I've just deleted the first version of this introduction to Jeff Minter's 'History of Llamasoft.' It was full of 'legendary this...' and 'outstanding that...' which is not unreasonable given Jeff's still unbroken two-decade run of wonderful videogame coding (with a new game, Unity, in-code right now and slated for a 2005 release). It's just that the man himself is such a humble and, genuinely, nice bloke that it just all seemed - well too much. Minter has always let his games speak for themselves and now it's his turn to do the talking.
If you've ever wondered what run of outrageous events could have led a previously sane man to write videogaming's maddest but most consistently playable series of titles then these columns are for you.

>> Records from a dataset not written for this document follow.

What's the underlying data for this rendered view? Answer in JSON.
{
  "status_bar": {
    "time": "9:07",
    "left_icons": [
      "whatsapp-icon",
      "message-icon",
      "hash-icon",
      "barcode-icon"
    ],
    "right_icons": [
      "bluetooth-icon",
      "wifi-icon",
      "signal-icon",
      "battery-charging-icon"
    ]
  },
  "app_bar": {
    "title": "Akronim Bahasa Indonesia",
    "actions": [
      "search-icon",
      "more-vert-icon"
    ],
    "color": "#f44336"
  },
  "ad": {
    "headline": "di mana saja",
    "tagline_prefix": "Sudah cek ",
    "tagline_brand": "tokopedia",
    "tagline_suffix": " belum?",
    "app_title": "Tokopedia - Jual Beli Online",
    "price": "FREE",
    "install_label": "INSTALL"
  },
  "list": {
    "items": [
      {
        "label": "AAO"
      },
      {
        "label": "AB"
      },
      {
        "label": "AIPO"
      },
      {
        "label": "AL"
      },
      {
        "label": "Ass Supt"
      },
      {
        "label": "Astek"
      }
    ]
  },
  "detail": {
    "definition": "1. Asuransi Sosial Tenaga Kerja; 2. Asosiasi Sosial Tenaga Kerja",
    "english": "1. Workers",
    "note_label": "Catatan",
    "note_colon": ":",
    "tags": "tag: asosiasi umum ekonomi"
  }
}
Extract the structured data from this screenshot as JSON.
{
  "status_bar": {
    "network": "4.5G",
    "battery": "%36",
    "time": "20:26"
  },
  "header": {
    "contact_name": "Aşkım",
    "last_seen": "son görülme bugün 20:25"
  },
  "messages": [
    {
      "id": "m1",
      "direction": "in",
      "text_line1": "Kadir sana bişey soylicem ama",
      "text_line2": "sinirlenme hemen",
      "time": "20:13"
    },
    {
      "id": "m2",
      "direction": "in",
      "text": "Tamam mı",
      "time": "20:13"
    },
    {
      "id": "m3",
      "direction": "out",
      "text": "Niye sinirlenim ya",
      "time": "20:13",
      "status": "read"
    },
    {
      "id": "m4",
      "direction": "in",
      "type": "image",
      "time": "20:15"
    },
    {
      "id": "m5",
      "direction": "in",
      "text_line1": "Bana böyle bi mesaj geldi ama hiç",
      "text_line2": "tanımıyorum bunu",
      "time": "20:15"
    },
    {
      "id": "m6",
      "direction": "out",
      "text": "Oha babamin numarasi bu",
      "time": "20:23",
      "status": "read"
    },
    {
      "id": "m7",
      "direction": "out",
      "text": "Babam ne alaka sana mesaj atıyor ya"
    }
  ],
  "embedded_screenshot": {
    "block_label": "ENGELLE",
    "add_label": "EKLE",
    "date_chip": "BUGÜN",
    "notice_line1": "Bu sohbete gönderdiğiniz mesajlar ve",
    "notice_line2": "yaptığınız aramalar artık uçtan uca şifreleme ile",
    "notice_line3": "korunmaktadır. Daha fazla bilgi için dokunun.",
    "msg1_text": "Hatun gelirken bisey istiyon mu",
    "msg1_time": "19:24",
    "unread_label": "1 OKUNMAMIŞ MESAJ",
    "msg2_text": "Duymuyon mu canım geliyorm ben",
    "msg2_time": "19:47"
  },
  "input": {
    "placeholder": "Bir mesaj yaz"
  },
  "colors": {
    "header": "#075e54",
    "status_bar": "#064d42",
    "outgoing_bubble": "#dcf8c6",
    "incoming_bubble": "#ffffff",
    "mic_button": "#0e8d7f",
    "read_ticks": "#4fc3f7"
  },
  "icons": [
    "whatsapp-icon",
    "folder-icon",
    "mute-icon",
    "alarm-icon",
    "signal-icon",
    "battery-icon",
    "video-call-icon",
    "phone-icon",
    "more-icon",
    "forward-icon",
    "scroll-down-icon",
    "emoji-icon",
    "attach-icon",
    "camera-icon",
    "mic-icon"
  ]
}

But more than that - if you were there, among the home-computer bedroom pioneers, I defy you not to be moved by recollections of the time when uncharted machines could be unlocked by the creativity of the inquisitive mind.
The History of Llamasoft is an epic undertaking - although it focuses in on the trials and tribulations of one relatively small British software house (Llamasoft's success was always essentially the combined efforts of just Minter and his Mum and Dad) the detail Jeff paints around his 33 year time-line conjures such a wide memory-vista that you cannot help but want to fall into it for a while.
This isn't sugar-coated, rose-tinted, name-dropping anecdote - it's the straightforward, and important, chronicling of a quiet revolution.
Part One – In The Beginning…
Part Two – Colour, Sound, Poking Around…
Part Three – Welcome To The Machine…
Part Four – The Joy Of ZX & Hex.
Part Five – Fur-Ther Education
Yak's progress indeed.